- **PROBLEM DESCRIPTION**:
Select from the data all lines with the word "name".

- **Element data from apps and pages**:
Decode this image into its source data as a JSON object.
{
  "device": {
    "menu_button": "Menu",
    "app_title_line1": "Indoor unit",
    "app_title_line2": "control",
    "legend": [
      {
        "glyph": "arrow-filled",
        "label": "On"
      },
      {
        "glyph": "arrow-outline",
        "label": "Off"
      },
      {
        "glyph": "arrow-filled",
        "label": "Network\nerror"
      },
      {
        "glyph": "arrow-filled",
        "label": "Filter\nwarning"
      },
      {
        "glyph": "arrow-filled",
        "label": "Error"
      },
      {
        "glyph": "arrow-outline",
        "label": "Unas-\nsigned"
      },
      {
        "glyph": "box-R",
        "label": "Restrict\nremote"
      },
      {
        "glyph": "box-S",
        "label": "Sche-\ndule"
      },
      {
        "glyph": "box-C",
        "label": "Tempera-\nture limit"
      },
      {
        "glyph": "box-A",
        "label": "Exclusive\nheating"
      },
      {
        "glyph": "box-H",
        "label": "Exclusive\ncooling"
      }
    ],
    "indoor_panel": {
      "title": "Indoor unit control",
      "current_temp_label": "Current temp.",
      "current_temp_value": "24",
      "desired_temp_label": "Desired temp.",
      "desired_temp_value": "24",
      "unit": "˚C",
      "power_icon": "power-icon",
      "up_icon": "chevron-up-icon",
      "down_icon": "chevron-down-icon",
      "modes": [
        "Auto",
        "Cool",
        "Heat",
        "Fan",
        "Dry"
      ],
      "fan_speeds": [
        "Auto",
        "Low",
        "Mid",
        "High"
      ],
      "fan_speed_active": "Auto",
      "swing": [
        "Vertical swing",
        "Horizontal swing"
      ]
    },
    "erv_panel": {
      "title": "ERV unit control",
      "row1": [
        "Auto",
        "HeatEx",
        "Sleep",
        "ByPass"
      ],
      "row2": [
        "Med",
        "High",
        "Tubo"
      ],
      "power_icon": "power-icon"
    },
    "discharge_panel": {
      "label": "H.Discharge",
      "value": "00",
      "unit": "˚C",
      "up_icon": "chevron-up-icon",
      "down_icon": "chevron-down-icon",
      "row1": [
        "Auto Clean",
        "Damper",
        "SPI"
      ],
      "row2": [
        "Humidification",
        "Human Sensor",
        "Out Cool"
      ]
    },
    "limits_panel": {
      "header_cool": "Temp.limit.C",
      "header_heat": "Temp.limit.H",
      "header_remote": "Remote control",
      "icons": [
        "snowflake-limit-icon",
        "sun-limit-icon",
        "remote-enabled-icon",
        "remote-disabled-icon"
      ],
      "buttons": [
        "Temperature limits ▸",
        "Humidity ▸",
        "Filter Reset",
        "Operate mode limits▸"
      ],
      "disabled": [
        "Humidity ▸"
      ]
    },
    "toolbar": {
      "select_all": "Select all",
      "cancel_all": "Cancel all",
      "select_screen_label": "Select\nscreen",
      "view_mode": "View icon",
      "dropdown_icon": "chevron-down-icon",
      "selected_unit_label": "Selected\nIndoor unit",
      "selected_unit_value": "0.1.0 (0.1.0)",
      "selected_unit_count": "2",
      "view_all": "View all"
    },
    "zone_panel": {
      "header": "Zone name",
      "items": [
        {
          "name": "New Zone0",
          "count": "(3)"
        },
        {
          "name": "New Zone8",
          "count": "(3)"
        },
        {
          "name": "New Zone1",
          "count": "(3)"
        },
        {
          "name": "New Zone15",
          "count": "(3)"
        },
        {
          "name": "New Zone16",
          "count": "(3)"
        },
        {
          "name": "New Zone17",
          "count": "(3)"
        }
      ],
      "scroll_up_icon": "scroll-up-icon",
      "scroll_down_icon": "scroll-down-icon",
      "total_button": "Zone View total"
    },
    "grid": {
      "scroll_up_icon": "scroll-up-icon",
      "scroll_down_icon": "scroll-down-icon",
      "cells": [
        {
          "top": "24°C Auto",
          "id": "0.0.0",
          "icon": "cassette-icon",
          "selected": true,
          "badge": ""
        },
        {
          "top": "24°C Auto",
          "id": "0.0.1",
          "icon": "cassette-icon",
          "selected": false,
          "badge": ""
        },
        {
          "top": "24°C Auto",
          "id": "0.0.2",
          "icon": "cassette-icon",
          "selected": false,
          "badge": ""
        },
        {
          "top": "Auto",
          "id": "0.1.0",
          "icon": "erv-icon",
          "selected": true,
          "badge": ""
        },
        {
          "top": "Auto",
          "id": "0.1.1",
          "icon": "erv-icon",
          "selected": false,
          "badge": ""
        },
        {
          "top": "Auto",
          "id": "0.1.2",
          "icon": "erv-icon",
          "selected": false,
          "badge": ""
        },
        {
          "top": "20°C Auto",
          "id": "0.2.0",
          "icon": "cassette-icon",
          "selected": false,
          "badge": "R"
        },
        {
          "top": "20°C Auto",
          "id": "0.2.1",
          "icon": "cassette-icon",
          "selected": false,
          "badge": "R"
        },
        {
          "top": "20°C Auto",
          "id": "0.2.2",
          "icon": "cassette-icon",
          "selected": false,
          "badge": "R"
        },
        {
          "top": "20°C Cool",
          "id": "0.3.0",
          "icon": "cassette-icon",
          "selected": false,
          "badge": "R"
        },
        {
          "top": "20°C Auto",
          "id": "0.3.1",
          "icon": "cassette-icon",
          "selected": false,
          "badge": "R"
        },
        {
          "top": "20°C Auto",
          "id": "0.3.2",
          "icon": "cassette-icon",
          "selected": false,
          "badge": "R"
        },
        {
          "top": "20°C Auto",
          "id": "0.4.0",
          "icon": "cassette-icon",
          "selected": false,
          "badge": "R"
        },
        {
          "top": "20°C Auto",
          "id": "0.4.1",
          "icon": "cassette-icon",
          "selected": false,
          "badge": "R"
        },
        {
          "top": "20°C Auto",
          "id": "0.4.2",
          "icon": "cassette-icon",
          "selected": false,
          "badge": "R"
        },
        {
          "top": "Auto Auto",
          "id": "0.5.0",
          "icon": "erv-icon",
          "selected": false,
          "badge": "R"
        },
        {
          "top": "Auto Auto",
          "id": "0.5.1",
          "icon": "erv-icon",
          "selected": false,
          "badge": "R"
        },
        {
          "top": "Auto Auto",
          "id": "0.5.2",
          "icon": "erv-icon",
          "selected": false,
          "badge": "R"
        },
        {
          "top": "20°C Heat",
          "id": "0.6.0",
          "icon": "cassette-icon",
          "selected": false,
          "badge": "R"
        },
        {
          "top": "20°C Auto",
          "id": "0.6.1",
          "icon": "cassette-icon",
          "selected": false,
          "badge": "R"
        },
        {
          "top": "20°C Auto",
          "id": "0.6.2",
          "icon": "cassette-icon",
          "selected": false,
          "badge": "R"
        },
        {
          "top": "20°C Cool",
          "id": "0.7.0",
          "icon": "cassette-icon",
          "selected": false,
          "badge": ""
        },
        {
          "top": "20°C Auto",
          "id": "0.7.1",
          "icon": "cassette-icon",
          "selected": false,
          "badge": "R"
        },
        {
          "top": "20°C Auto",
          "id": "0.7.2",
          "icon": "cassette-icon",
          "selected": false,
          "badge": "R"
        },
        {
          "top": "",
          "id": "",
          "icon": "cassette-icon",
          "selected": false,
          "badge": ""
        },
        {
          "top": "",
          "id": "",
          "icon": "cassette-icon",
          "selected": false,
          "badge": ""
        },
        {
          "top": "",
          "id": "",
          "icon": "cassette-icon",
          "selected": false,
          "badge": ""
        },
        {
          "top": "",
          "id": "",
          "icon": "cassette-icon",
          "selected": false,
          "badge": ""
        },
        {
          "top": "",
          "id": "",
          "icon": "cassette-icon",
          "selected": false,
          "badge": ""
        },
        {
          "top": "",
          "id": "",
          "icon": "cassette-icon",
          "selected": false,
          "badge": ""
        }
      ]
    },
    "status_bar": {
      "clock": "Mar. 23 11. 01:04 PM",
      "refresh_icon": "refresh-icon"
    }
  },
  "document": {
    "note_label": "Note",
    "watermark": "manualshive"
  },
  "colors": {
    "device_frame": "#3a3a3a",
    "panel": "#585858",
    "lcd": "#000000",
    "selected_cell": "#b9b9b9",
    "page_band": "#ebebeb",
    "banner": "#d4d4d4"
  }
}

- **RESPONSE BOX**:
      "header": "Zone name",
          "name": "New Zone0",
          "name": "New Zone8",
          "name": "New Zone1",
          "name": "New Zone15",
          "name": "New Zone16",
          "name": "New Zone17",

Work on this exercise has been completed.